The third Pegasus-XL launch, in March 1996, successfully deployed the STP’s REX-2 satellite. Another failure occurred a few flights later, when in November 1996 the sixth Pegasus-XL launched from Wallops Island with NASA’s HETE gamma-ray astronomy satellite and Argentina’s SAC-B.
Despite reaching the planned orbit, both payloads failed to separate from the rocket, running out of power a few days after launch as they were unable to orient their solar panels towards the sun.
Since that failure, Pegasus has made 28 consecutive successful launches, with the latest coming in 2013 via the deployment of NASA’s Interface Region Imaging Spectrograph (IRIS) satellite.

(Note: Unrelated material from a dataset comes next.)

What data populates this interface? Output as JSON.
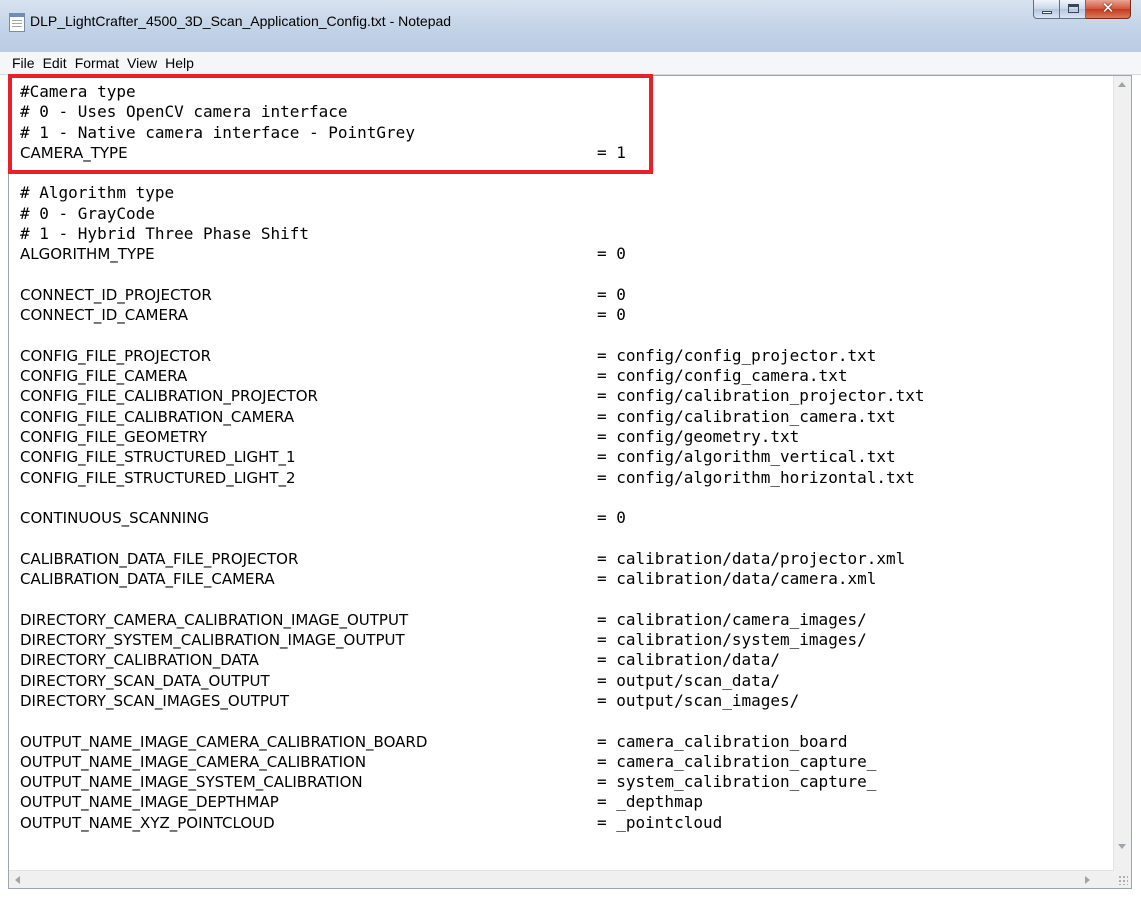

In total, Pegasus has placed over 80 satellites into orbit, launching from six different launch sites worldwide.
Pegasus has also formed the basis for several other rockets. The Taurus rocket, which has made nine launches with three failures, consists of a wingless Pegasus or Pegasus-XL boosted by a Castor 120 solid rocket motor or the first stage of a retired Peacekeeper missile.
The Orbital Boost Vehicle, developed for the US military’s Ground Based Interceptor program, uses the upper stages of the Taurus, making it essentially a silo-launched Pegasus with no wings.
Also, the HXLV was an air-launched rocket, using the first stage of the Pegasus dropped from the NB-52, to boost a hypersonic flight experiment as part of NASA’s Hyper-X program – showing a deep heritage in technology development across the industry.
“Pegasus combined major technological advances in propulsion systems, composite structures, digital avionics and aerodynamic design with a new business model involving commercial development and operation of space launch vehicles,” noted Dr. Antonio Elias, Orbital ATK’s Chief Technical Officer and Pegasus’ inventor.
*Click here to read an extensive Q&A with Dr. Elias*
“The spirit of innovation that Pegasus reflects is alive and well at Orbital ATK today, with several exciting new projects now underway.
“These include novel space systems, advanced precision weapons and, yes, new launch vehicles made possible by the combined capabilities of ATK and Orbital.”
One such project is “Pegasus II” – as nicknamed – which is being designed for use with the Stratolaunch system.
However, changes to that program may result in numerous changes to the rocket the giant airplane is set to carry.
Following the successful launch of IRIS, Pegasus is looking forward to at least two more launches.
The Pegasus air-launch system remains the only NASA Category 3 certified small launch vehicle today, a distinction reserved by the space agency for its highest value payloads.
(Images: via L2, Orbital ATK and NASA.)
(Click here: http://www.nasaspaceflight.com/l2/ – to view how you can support NSF’s running costs and access the best space flight content on the entire internet)